The birth of a son to Zacharias, like the birth of the child of Abraham, and that of Mary, was to teach a great spiritual truth, a truth that we are slow to learn and ready to forget. In ourselves we are incapable of doing any good thing; but that which we cannot do will be wrought by the power of God in every submissive and believing soul. It was through faith that the child of promise was given. It is through faith that spiritual life is begotten, and we are enabled to do the works of righteousness. DA 98.3
To the question of Zacharias, the angel said, “I am Gabriel, that stand in the presence of God; and am sent to speak unto thee, and to show thee these glad tidings.” Five hundred years before, Gabriel had made known to Daniel the prophetic period which was to extend to the coming of Christ. The knowledge that the end of this period was near had moved Zacharias to pray for the Messiah's advent. Now the very messenger through whom the prophecy was given had come to announce its fulfillment. DA 98.4Read in context »
From the day when she heard the angel's announcement in the home at Nazareth Mary had treasured every evidence that Jesus was the Messiah. His sweet, unselfish life assured her that He could be no other than the Sent of God. Yet there came to her also doubts and disappointments, and she had longed for the time when His glory should be revealed. Death had separated her from Joseph, who had shared her knowledge of the mystery of the birth of Jesus. Now there was no one to whom she could confide her hopes and fears. The past two months had been very sorrowful. She had been parted from Jesus, in whose sympathy she found comfort; she pondered upon the words of Simeon, “A sword shall pierce through thy own soul also” (Luke 2:35); she recalled the three days of agony when she thought Jesus lost to her forever; and with an anxious heart she awaited His return. DA 145.1
At the marriage feast she meets Him, the same tender, dutiful son. Yet He is not the same. His countenance is changed. It bears the traces of His conflict in the wilderness, and a new expression of dignity and power gives evidence of His heavenly mission. With Him is a group of young men, whose eyes follow Him with reverence, and who call Him Master. These companions recount to Mary what they have seen and heard at the baptism and elsewhere. They conclude by declaring, “We have found Him, of whom Moses in the law, and the prophets, did write.” John 1:45. DA 145.2
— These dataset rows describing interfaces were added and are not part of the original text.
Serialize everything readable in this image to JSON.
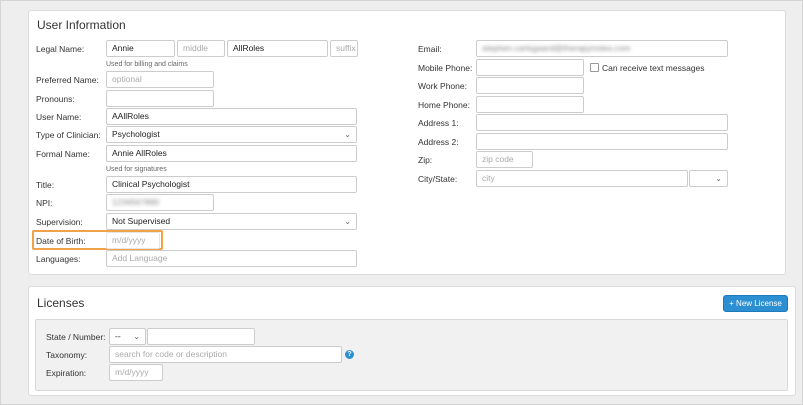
{
  "user_info": {
    "title": "User Information",
    "legal_name": {
      "label": "Legal Name:",
      "first": "Annie",
      "middle_placeholder": "middle",
      "last": "AllRoles",
      "suffix_placeholder": "suffix",
      "hint": "Used for billing and claims"
    },
    "preferred_name": {
      "label": "Preferred Name:",
      "placeholder": "optional"
    },
    "pronouns": {
      "label": "Pronouns:",
      "value": ""
    },
    "user_name": {
      "label": "User Name:",
      "value": "AAllRoles"
    },
    "type_of_clinician": {
      "label": "Type of Clinician:",
      "value": "Psychologist"
    },
    "formal_name": {
      "label": "Formal Name:",
      "value": "Annie AllRoles",
      "hint": "Used for signatures"
    },
    "title_field": {
      "label": "Title:",
      "value": "Clinical Psychologist"
    },
    "npi": {
      "label": "NPI:",
      "value": "1234567890"
    },
    "supervision": {
      "label": "Supervision:",
      "value": "Not Supervised"
    },
    "date_of_birth": {
      "label": "Date of Birth:",
      "placeholder": "m/d/yyyy"
    },
    "languages": {
      "label": "Languages:",
      "placeholder": "Add Language"
    },
    "email": {
      "label": "Email:",
      "value": "stephen.carlsgaard@therapynotes.com"
    },
    "mobile_phone": {
      "label": "Mobile Phone:",
      "value": "",
      "sms_label": "Can receive text messages"
    },
    "work_phone": {
      "label": "Work Phone:",
      "value": ""
    },
    "home_phone": {
      "label": "Home Phone:",
      "value": ""
    },
    "address1": {
      "label": "Address 1:",
      "value": ""
    },
    "address2": {
      "label": "Address 2:",
      "value": ""
    },
    "zip": {
      "label": "Zip:",
      "placeholder": "zip code"
    },
    "city_state": {
      "label": "City/State:",
      "city_placeholder": "city"
    }
  },
  "licenses": {
    "title": "Licenses",
    "new_button": "+ New License",
    "state_number": {
      "label": "State / Number:",
      "state_value": "--"
    },
    "taxonomy": {
      "label": "Taxonomy:",
      "placeholder": "search for code or description",
      "help": "?"
    },
    "expiration": {
      "label": "Expiration:",
      "placeholder": "m/d/yyyy"
    }
  },
  "colors": {
    "accent": "#2b8fd1",
    "highlight": "#f0a24a"
  }
}
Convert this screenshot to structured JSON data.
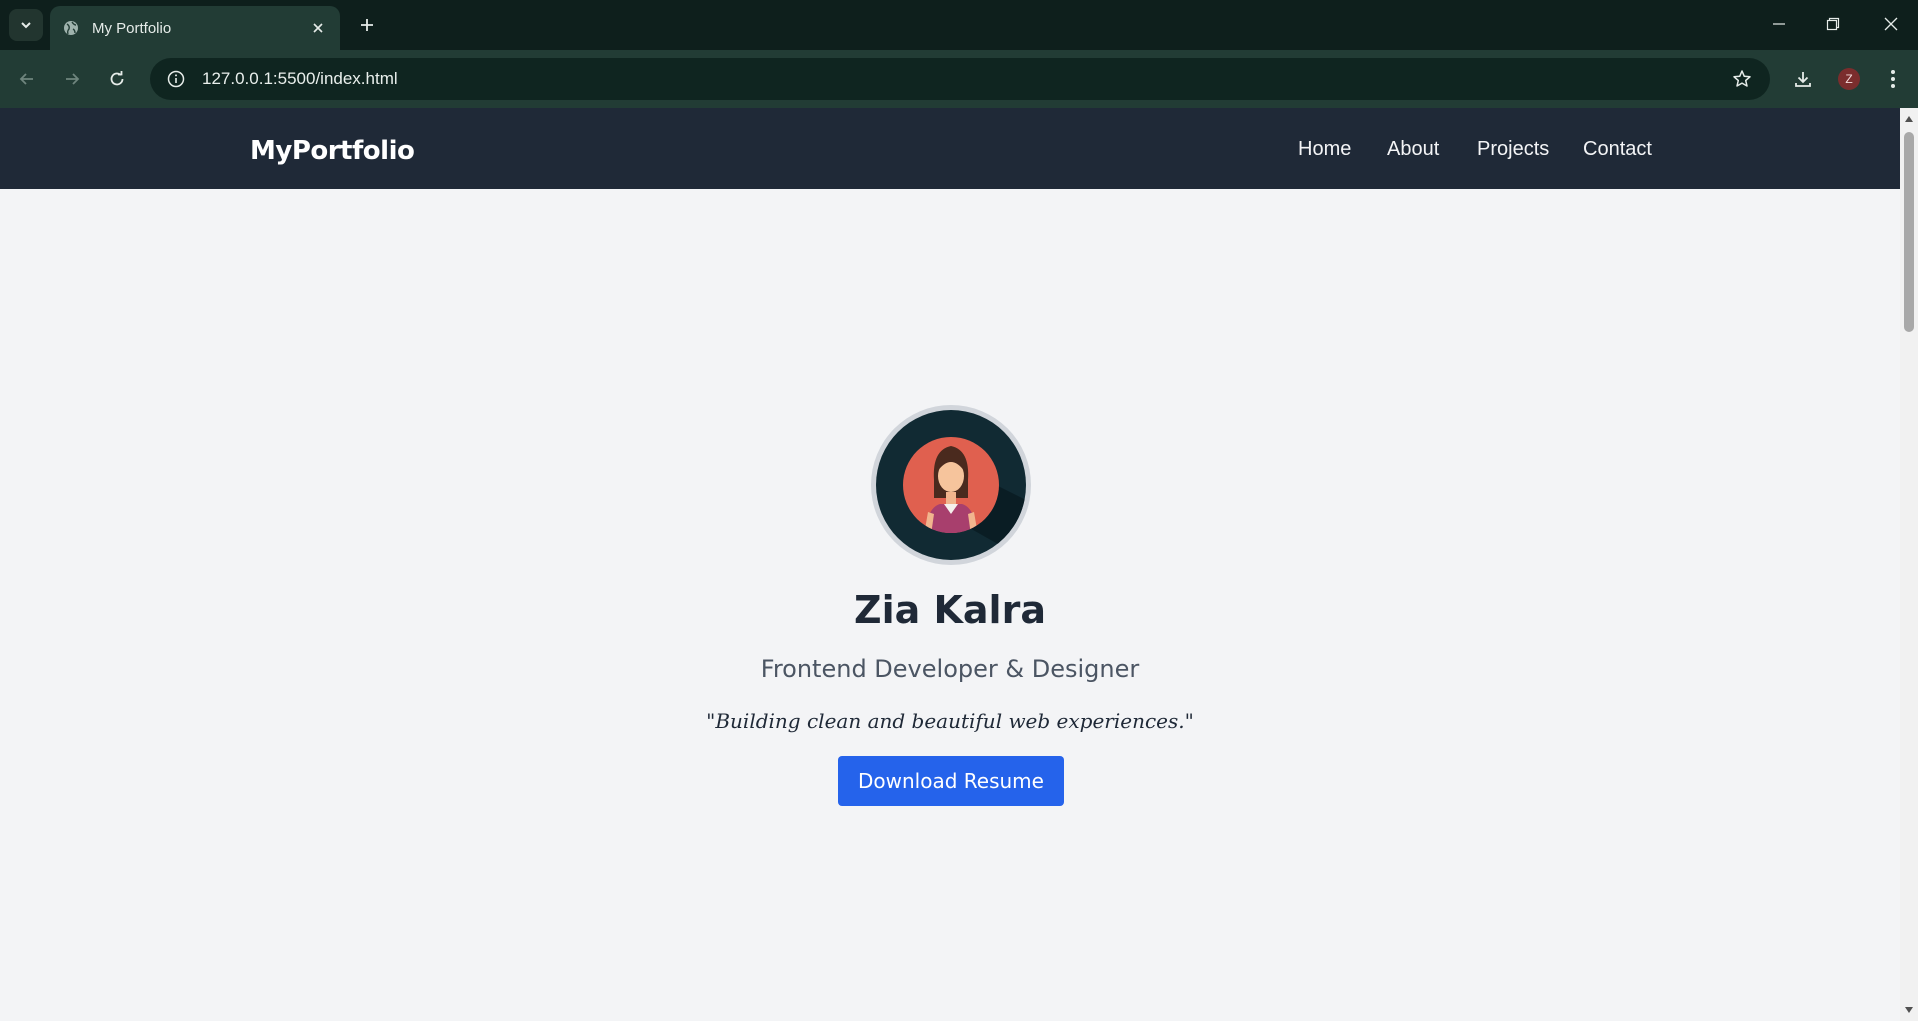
{
  "browser": {
    "tab_title": "My Portfolio",
    "url": "127.0.0.1:5500/index.html",
    "profile_initial": "Z"
  },
  "site": {
    "brand": "MyPortfolio",
    "nav": [
      "Home",
      "About",
      "Projects",
      "Contact"
    ]
  },
  "hero": {
    "name": "Zia Kalra",
    "role": "Frontend Developer & Designer",
    "quote": "\"Building clean and beautiful web experiences.\"",
    "button_label": "Download Resume"
  },
  "colors": {
    "nav_bg": "#1f2937",
    "page_bg": "#f3f4f6",
    "button_bg": "#2563eb",
    "chrome_bg": "#223c35"
  }
}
As the guests assemble, many seem to be preoccupied with some topic of absorbing interest. A suppressed excitement pervades the company. Little groups converse together in eager but quiet tones, and wondering glances are turned upon the Son of Mary. As Mary had heard the disciples’ testimony in regard to Jesus, she had been gladdened with the assurance that her long-cherished hopes were not in vain. Yet she would have been more than human if there had not mingled with this holy joy a trace of the fond mother's natural pride. As she saw the many glances bent upon Jesus, she longed to have Him prove to the company that He was really the Honored of God. She hoped there might be opportunity for Him to work a miracle before them. DA 145.3Read in context »